Task statement: Please return only the lines from the one with "What data populates" through the final line of the data, unchanged, with pictures omitted.

****************

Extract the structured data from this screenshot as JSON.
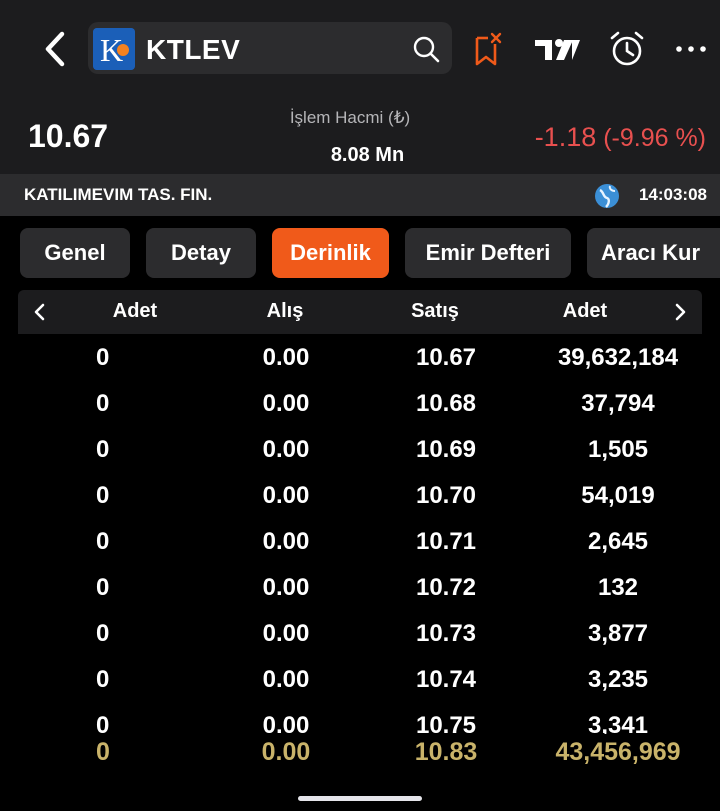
{
  "header": {
    "ticker": "KTLEV",
    "logo_letter": "K",
    "icons": [
      "back-chevron-icon",
      "search-icon",
      "bookmark-remove-icon",
      "tradingview-icon",
      "alarm-clock-icon",
      "more-icon"
    ]
  },
  "price_bar": {
    "price": "10.67",
    "volume_label": "İşlem Hacmi (₺)",
    "volume_value": "8.08 Mn",
    "change_abs": "-1.18",
    "change_pct": "(-9.96 %)"
  },
  "info_bar": {
    "company": "KATILIMEVIM TAS. FIN.",
    "time": "14:03:08"
  },
  "tabs": [
    {
      "label": "Genel"
    },
    {
      "label": "Detay"
    },
    {
      "label": "Derinlik"
    },
    {
      "label": "Emir Defteri"
    },
    {
      "label": "Aracı Kur"
    }
  ],
  "depth_table": {
    "columns": [
      "Adet",
      "Alış",
      "Satış",
      "Adet"
    ],
    "rows": [
      [
        "0",
        "0.00",
        "10.67",
        "39,632,184"
      ],
      [
        "0",
        "0.00",
        "10.68",
        "37,794"
      ],
      [
        "0",
        "0.00",
        "10.69",
        "1,505"
      ],
      [
        "0",
        "0.00",
        "10.70",
        "54,019"
      ],
      [
        "0",
        "0.00",
        "10.71",
        "2,645"
      ],
      [
        "0",
        "0.00",
        "10.72",
        "132"
      ],
      [
        "0",
        "0.00",
        "10.73",
        "3,877"
      ],
      [
        "0",
        "0.00",
        "10.74",
        "3,235"
      ],
      [
        "0",
        "0.00",
        "10.75",
        "3,341"
      ]
    ],
    "totals": [
      "0",
      "0.00",
      "10.83",
      "43,456,969"
    ]
  },
  "colors": {
    "accent": "#f05a1a",
    "negative": "#e8504f",
    "totals": "#c9b36a",
    "panel": "#1c1c1e",
    "tab_bg": "#2c2c2e"
  }
}
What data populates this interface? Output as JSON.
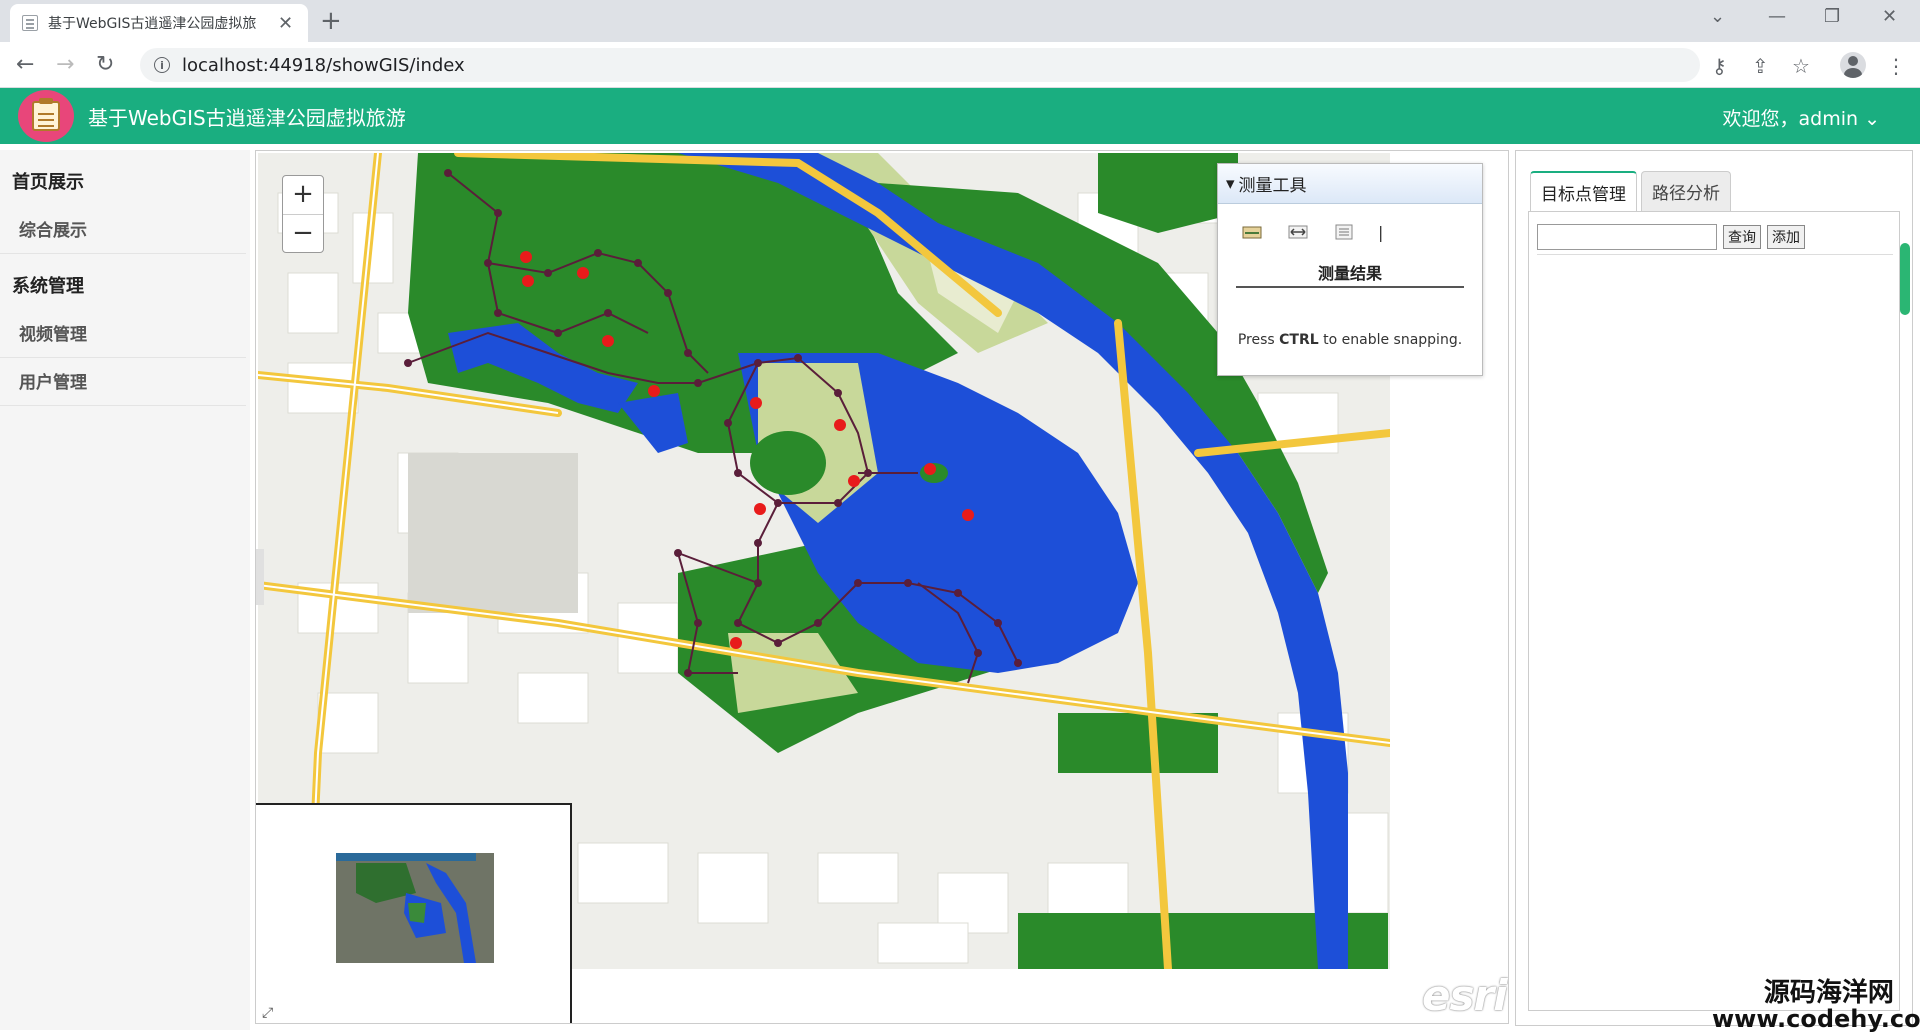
{
  "browser": {
    "tab_title": "基于WebGIS古逍遥津公园虚拟旅",
    "url": "localhost:44918/showGIS/index"
  },
  "header": {
    "title": "基于WebGIS古逍遥津公园虚拟旅游",
    "user_menu": "欢迎您，admin"
  },
  "sidebar": {
    "groups": [
      {
        "label": "首页展示",
        "items": [
          {
            "label": "综合展示"
          }
        ]
      },
      {
        "label": "系统管理",
        "items": [
          {
            "label": "视频管理"
          },
          {
            "label": "用户管理"
          }
        ]
      }
    ]
  },
  "map": {
    "zoom_in": "+",
    "zoom_out": "−",
    "logo_text": "esri",
    "colors": {
      "water": "#1d4fd8",
      "park": "#2a8a2a",
      "urban": "#eeeeea",
      "road": "#f3c73d"
    }
  },
  "measure": {
    "title": "测量工具",
    "result_label": "测量结果",
    "tip_prefix": "Press ",
    "tip_key": "CTRL",
    "tip_suffix": " to enable snapping."
  },
  "right_panel": {
    "tabs": [
      {
        "label": "目标点管理",
        "active": true
      },
      {
        "label": "路径分析",
        "active": false
      }
    ],
    "search_value": "",
    "search_button": "查询",
    "add_button": "添加"
  },
  "watermark": {
    "line1": "源码海洋网",
    "line2": "www.codehy.com"
  }
}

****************

Output of the exercise:
What data populates this interface? Output as JSON.
{
  "browser": {
    "tab_title": "基于WebGIS古逍遥津公园虚拟旅",
    "url": "localhost:44918/showGIS/index"
  },
  "header": {
    "title": "基于WebGIS古逍遥津公园虚拟旅游",
    "user_menu": "欢迎您，admin"
  },
  "sidebar": {
    "groups": [
      {
        "label": "首页展示",
        "items": [
          {
            "label": "综合展示"
          }
        ]
      },
      {
        "label": "系统管理",
        "items": [
          {
            "label": "视频管理"
          },
          {
            "label": "用户管理"
          }
        ]
      }
    ]
  },
  "map": {
    "zoom_in": "+",
    "zoom_out": "−",
    "logo_text": "esri",
    "colors": {
      "water": "#1d4fd8",
      "park": "#2a8a2a",
      "urban": "#eeeeea",
      "road": "#f3c73d"
    }
  },
  "measure": {
    "title": "测量工具",
    "result_label": "测量结果",
    "tip_prefix": "Press ",
    "tip_key": "CTRL",
    "tip_suffix": " to enable snapping."
  },
  "right_panel": {
    "tabs": [
      {
        "label": "目标点管理",
        "active": true
      },
      {
        "label": "路径分析",
        "active": false
      }
    ],
    "search_value": "",
    "search_button": "查询",
    "add_button": "添加"
  },
  "watermark": {
    "line1": "源码海洋网",
    "line2": "www.codehy.com"
  }
}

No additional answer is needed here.